Family Conference Process Steps

  1. Why are you meeting: Clarify conference goals of what you hope to accomplish?
  2. Where:  A room with comfort, privacy and circular seating.
  3. Who: Patient (if capable); legal decision maker/health care power of attorney; family members; social support; key health care professionals.
  4. Introduction and Relationship Building
    • Introduce self/others; review meeting goals and which decisions need to be made.
    • Establish ground rules: each person will have a chance to ask questions and express views; no interruptions; identify legal decision maker; and describe importance of supportive decision making.
    • If you are new to the patient/family, spend time seeking to know the “person”—ask about hobbies, family, what is important in her or his life, etc.
  5. Determine what the patient/family already knows.  Tell me your understanding of the current medical condition? Ask everyone in the room to speak.  Also ask about the past 1-6 months—what has changed in terms of functional decline, weight loss, etc.
  6. Review medical status
  • Review current status, prognosis and treatment options.
  • Ask each family member in turn if they have any questions about current status, plan & prognosis.
  • Defer discussion of decision making until the next step.
  • Respond to emotional reactions (See Fast Facts #29, 59, 224).

 7. Family Discussion with a Decisional Patient

  • Ask the patient What decision(s) are you considering?
  • Ask each family member Do you have questions or concerns about the treatment plan?  How can you support the patient?

 8. Family Discussion with a  Non-Decisional Patient

  • Ask each family member in turn What do you believe the patient would choose if the patient could speak for him or herself?
  • Ask each family member What do you think should be done?
  • Ask if the family would like you to leave room to let family discuss alone.
  • If there is consensus, go to 10; if no consensus, go to 9

 9. When there is no consensus: 

  • Re-state: What would the patient say if they could speak? Ask: Have you ever discussed with the patient what he or she would want in a situation like this?
  • If you, as a clinician, have a firm opinion about the best plan of care, recommend it simply and explicitly, and explain why.
  • Use time as ally: schedule a follow-up conference the next day.
  • Try further discussion: What values is your decision based upon?  How will the decision affect you and other family members?
  • Identify other resources: Minister/priest; other physicians; ethics committee.
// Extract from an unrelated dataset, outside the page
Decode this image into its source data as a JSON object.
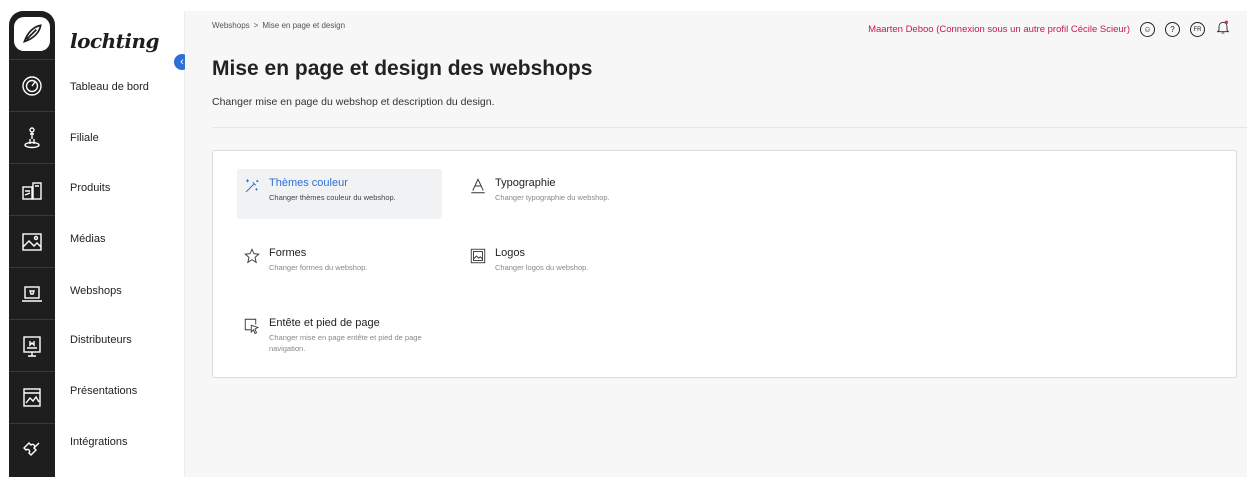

 10. Wrap-up:

  • Summarize consensus, disagreements, decisions, & plan.
  • Caution against unexpected outcomes.
  • Identify family spokesperson for ongoing communication.
  • Document in the chart who was present, what decisions were made, follow-up plan.
  • Don’t turf discontinuation of treatment to nursing.
  • Continuity – Maintain contact with family and medical team.  Schedule follow-up meetings as needed.

See additional related Fast Facts: Delivering Bad News (#6, 11); Dealing with Anger (#59), Conflict Resolution (#183, 184, 225), Helping Surrogates Make Decisions (#226); End of Life Goal Setting (#227); .
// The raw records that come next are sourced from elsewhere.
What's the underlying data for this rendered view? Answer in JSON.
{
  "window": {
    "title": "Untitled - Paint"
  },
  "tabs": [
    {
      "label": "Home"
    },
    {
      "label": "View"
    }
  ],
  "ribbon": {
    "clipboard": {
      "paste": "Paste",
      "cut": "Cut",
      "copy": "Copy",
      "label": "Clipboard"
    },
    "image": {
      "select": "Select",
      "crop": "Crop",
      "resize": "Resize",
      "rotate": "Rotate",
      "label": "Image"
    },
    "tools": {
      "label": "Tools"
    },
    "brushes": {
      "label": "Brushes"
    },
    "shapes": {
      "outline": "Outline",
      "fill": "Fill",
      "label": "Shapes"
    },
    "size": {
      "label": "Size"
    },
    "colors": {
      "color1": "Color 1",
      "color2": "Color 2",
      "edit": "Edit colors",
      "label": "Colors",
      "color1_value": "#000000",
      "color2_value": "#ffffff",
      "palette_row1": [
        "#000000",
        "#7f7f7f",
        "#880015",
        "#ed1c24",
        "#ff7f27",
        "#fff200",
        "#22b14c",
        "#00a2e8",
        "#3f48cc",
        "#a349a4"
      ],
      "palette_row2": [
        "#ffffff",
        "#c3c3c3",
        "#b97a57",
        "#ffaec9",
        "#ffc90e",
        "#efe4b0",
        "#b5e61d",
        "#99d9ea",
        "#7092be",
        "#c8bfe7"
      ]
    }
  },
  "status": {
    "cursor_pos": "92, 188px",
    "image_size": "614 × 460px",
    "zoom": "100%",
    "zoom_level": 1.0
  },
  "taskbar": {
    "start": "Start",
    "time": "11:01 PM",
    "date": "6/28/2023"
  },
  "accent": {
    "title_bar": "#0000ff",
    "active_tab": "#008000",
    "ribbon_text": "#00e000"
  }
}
  1. Ambuel, B. Conducting a family conference.  In: Weissman DE, Ambuel B, Hallenbeck J, eds. Improving End-of-Life Care: A resource guide for physician education. 3rd Ed.  Milwaukee, WI: The Medical College of Wisconsin; 2001.
  2. Quill TE.  Initiating end-of-life discussions with seriously ill patients. JAMA. 2000; 284: 2502-2507.
  3. Baile WF et al.  Discussing disease progression and end-of-life decisions.  Oncology. 1999; 13:1021-1028.
  4. Weissman DE. Decision making at a time of crisis near the end of life. JAMA. 2004; 292: 1738-1743.

Version History:  This Fast Fact was originally edited by David E Weissman MD.  2nd Edition published August 2005; 3rd Edition May 2015. Current version re-copy-edited May 2015.